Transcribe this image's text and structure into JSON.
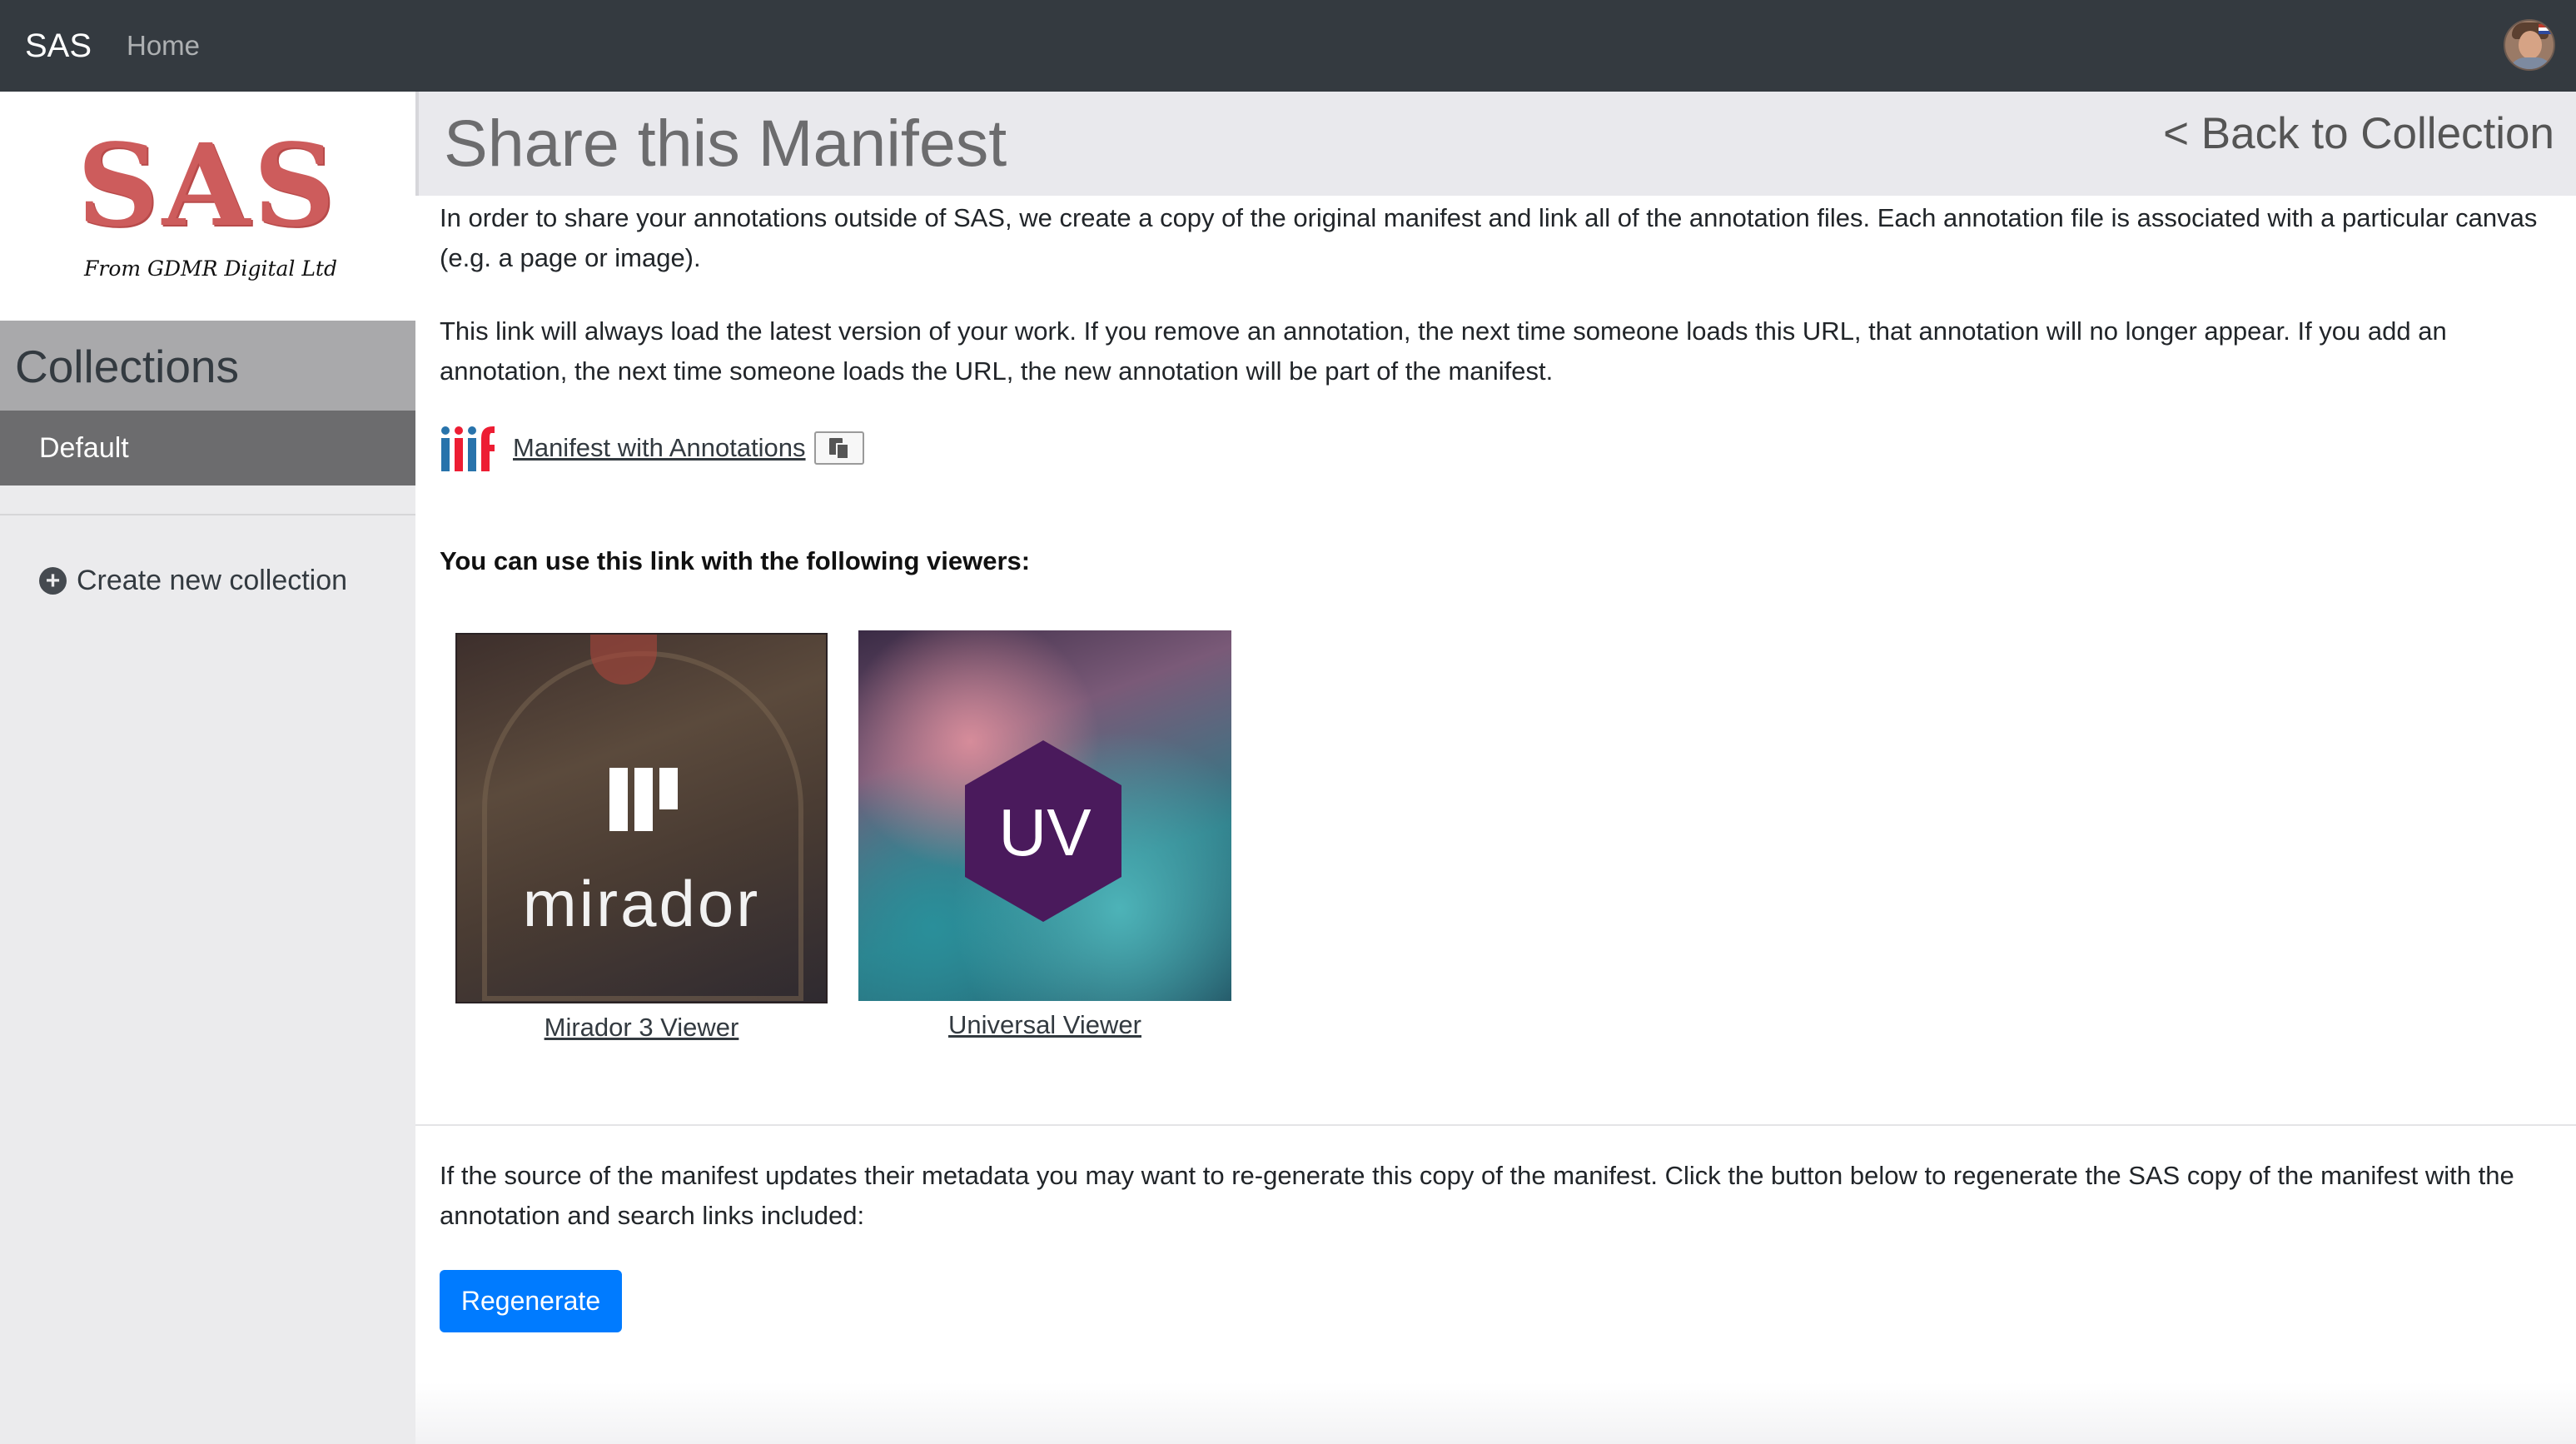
{
  "navbar": {
    "brand": "SAS",
    "home": "Home"
  },
  "sidebar": {
    "logo_text": "SAS",
    "logo_subtitle": "From GDMR Digital Ltd",
    "collections_title": "Collections",
    "items": [
      {
        "label": "Default",
        "active": true
      }
    ],
    "create_label": "Create new collection"
  },
  "header": {
    "title": "Share this Manifest",
    "back_link": "< Back to Collection"
  },
  "content": {
    "intro": "In order to share your annotations outside of SAS, we create a copy of the original manifest and link all of the annotation files. Each annotation file is associated with a particular canvas (e.g. a page or image).",
    "latest": "This link will always load the latest version of your work. If you remove an annotation, the next time someone loads this URL, that annotation will no longer appear. If you add an annotation, the next time someone loads the URL, the new annotation will be part of the manifest.",
    "manifest_link": "Manifest with Annotations",
    "viewers_heading": "You can use this link with the following viewers:",
    "viewers": [
      {
        "name": "Mirador 3 Viewer",
        "logo_text": "mirador"
      },
      {
        "name": "Universal Viewer",
        "logo_text": "UV"
      }
    ],
    "regenerate_text": "If the source of the manifest updates their metadata you may want to re-generate this copy of the manifest. Click the button below to regenerate the SAS copy of the manifest with the annotation and search links included:",
    "regenerate_button": "Regenerate"
  },
  "colors": {
    "navbar": "#343a40",
    "sidebar": "#ebebed",
    "logo": "#cd5c5c",
    "primary": "#007bff",
    "uv_hex": "#4a1a5c"
  },
  "icons": [
    "user-avatar-icon",
    "plus-circle-icon",
    "iiif-logo-icon",
    "copy-icon"
  ]
}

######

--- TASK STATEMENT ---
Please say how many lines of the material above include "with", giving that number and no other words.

--- EXERCISE SOLUTION ---
4